Dataset rows describing interfaces
###

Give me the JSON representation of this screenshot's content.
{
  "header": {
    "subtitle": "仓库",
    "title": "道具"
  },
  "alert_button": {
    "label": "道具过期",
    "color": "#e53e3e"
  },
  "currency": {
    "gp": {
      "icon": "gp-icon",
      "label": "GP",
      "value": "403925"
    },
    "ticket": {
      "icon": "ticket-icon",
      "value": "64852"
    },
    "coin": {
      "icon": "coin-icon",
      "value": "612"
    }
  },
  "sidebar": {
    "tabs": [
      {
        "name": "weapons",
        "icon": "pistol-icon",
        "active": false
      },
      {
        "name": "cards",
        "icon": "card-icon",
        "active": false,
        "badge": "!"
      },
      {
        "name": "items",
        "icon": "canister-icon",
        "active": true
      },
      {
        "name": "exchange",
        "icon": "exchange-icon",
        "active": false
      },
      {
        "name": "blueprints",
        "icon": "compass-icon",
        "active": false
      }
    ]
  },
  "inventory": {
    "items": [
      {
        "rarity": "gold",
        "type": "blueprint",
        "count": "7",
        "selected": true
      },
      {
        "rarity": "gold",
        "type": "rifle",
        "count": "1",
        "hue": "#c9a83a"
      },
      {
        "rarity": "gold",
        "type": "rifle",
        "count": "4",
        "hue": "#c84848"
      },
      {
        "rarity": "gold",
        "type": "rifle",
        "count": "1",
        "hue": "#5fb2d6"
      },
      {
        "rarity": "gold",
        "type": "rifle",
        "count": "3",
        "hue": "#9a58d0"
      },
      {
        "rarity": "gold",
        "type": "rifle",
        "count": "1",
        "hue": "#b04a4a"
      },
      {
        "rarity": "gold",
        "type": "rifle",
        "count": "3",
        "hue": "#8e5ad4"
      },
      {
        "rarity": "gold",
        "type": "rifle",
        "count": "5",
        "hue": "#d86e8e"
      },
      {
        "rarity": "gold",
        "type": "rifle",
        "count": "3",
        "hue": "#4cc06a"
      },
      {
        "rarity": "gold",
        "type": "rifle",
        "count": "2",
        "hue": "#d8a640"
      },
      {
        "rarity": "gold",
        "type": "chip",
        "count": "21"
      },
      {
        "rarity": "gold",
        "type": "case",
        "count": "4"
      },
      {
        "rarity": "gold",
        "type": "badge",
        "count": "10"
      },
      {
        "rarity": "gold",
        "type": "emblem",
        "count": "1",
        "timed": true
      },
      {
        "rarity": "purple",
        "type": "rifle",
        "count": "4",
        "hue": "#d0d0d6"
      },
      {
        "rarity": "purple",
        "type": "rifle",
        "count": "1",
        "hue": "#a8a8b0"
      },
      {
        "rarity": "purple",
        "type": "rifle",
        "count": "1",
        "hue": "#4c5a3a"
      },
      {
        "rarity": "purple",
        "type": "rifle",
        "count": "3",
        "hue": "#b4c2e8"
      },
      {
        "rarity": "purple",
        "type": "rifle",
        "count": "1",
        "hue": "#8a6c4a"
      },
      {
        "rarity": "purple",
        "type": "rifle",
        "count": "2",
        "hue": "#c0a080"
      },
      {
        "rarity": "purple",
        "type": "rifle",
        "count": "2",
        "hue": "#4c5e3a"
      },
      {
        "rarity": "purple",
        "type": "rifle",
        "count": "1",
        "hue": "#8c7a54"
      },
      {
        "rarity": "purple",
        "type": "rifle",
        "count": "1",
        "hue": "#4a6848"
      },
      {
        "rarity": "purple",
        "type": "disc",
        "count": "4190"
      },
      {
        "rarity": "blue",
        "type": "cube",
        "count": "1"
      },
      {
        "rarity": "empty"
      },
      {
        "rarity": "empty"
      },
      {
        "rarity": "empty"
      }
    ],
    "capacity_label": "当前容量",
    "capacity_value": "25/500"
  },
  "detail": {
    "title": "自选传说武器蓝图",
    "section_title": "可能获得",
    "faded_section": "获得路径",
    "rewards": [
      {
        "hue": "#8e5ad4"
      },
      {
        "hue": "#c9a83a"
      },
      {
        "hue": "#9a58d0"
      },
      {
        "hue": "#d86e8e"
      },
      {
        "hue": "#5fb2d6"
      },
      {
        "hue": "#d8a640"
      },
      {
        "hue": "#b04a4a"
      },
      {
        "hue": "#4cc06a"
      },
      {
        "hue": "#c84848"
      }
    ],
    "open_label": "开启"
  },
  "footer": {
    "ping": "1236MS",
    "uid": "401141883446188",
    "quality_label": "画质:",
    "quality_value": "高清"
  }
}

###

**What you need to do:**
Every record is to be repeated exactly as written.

**Solution to the problem:**
Give me the JSON representation of this screenshot's content.
{
  "header": {
    "subtitle": "仓库",
    "title": "道具"
  },
  "alert_button": {
    "label": "道具过期",
    "color": "#e53e3e"
  },
  "currency": {
    "gp": {
      "icon": "gp-icon",
      "label": "GP",
      "value": "403925"
    },
    "ticket": {
      "icon": "ticket-icon",
      "value": "64852"
    },
    "coin": {
      "icon": "coin-icon",
      "value": "612"
    }
  },
  "sidebar": {
    "tabs": [
      {
        "name": "weapons",
        "icon": "pistol-icon",
        "active": false
      },
      {
        "name": "cards",
        "icon": "card-icon",
        "active": false,
        "badge": "!"
      },
      {
        "name": "items",
        "icon": "canister-icon",
        "active": true
      },
      {
        "name": "exchange",
        "icon": "exchange-icon",
        "active": false
      },
      {
        "name": "blueprints",
        "icon": "compass-icon",
        "active": false
      }
    ]
  },
  "inventory": {
    "items": [
      {
        "rarity": "gold",
        "type": "blueprint",
        "count": "7",
        "selected": true
      },
      {
        "rarity": "gold",
        "type": "rifle",
        "count": "1",
        "hue": "#c9a83a"
      },
      {
        "rarity": "gold",
        "type": "rifle",
        "count": "4",
        "hue": "#c84848"
      },
      {
        "rarity": "gold",
        "type": "rifle",
        "count": "1",
        "hue": "#5fb2d6"
      },
      {
        "rarity": "gold",
        "type": "rifle",
        "count": "3",
        "hue": "#9a58d0"
      },
      {
        "rarity": "gold",
        "type": "rifle",
        "count": "1",
        "hue": "#b04a4a"
      },
      {
        "rarity": "gold",
        "type": "rifle",
        "count": "3",
        "hue": "#8e5ad4"
      },
      {
        "rarity": "gold",
        "type": "rifle",
        "count": "5",
        "hue": "#d86e8e"
      },
      {
        "rarity": "gold",
        "type": "rifle",
        "count": "3",
        "hue": "#4cc06a"
      },
      {
        "rarity": "gold",
        "type": "rifle",
        "count": "2",
        "hue": "#d8a640"
      },
      {
        "rarity": "gold",
        "type": "chip",
        "count": "21"
      },
      {
        "rarity": "gold",
        "type": "case",
        "count": "4"
      },
      {
        "rarity": "gold",
        "type": "badge",
        "count": "10"
      },
      {
        "rarity": "gold",
        "type": "emblem",
        "count": "1",
        "timed": true
      },
      {
        "rarity": "purple",
        "type": "rifle",
        "count": "4",
        "hue": "#d0d0d6"
      },
      {
        "rarity": "purple",
        "type": "rifle",
        "count": "1",
        "hue": "#a8a8b0"
      },
      {
        "rarity": "purple",
        "type": "rifle",
        "count": "1",
        "hue": "#4c5a3a"
      },
      {
        "rarity": "purple",
        "type": "rifle",
        "count": "3",
        "hue": "#b4c2e8"
      },
      {
        "rarity": "purple",
        "type": "rifle",
        "count": "1",
        "hue": "#8a6c4a"
      },
      {
        "rarity": "purple",
        "type": "rifle",
        "count": "2",
        "hue": "#c0a080"
      },
      {
        "rarity": "purple",
        "type": "rifle",
        "count": "2",
        "hue": "#4c5e3a"
      },
      {
        "rarity": "purple",
        "type": "rifle",
        "count": "1",
        "hue": "#8c7a54"
      },
      {
        "rarity": "purple",
        "type": "rifle",
        "count": "1",
        "hue": "#4a6848"
      },
      {
        "rarity": "purple",
        "type": "disc",
        "count": "4190"
      },
      {
        "rarity": "blue",
        "type": "cube",
        "count": "1"
      },
      {
        "rarity": "empty"
      },
      {
        "rarity": "empty"
      },
      {
        "rarity": "empty"
      }
    ],
    "capacity_label": "当前容量",
    "capacity_value": "25/500"
  },
  "detail": {
    "title": "自选传说武器蓝图",
    "section_title": "可能获得",
    "faded_section": "获得路径",
    "rewards": [
      {
        "hue": "#8e5ad4"
      },
      {
        "hue": "#c9a83a"
      },
      {
        "hue": "#9a58d0"
      },
      {
        "hue": "#d86e8e"
      },
      {
        "hue": "#5fb2d6"
      },
      {
        "hue": "#d8a640"
      },
      {
        "hue": "#b04a4a"
      },
      {
        "hue": "#4cc06a"
      },
      {
        "hue": "#c84848"
      }
    ],
    "open_label": "开启"
  },
  "footer": {
    "ping": "1236MS",
    "uid": "401141883446188",
    "quality_label": "画质:",
    "quality_value": "高清"
  }
}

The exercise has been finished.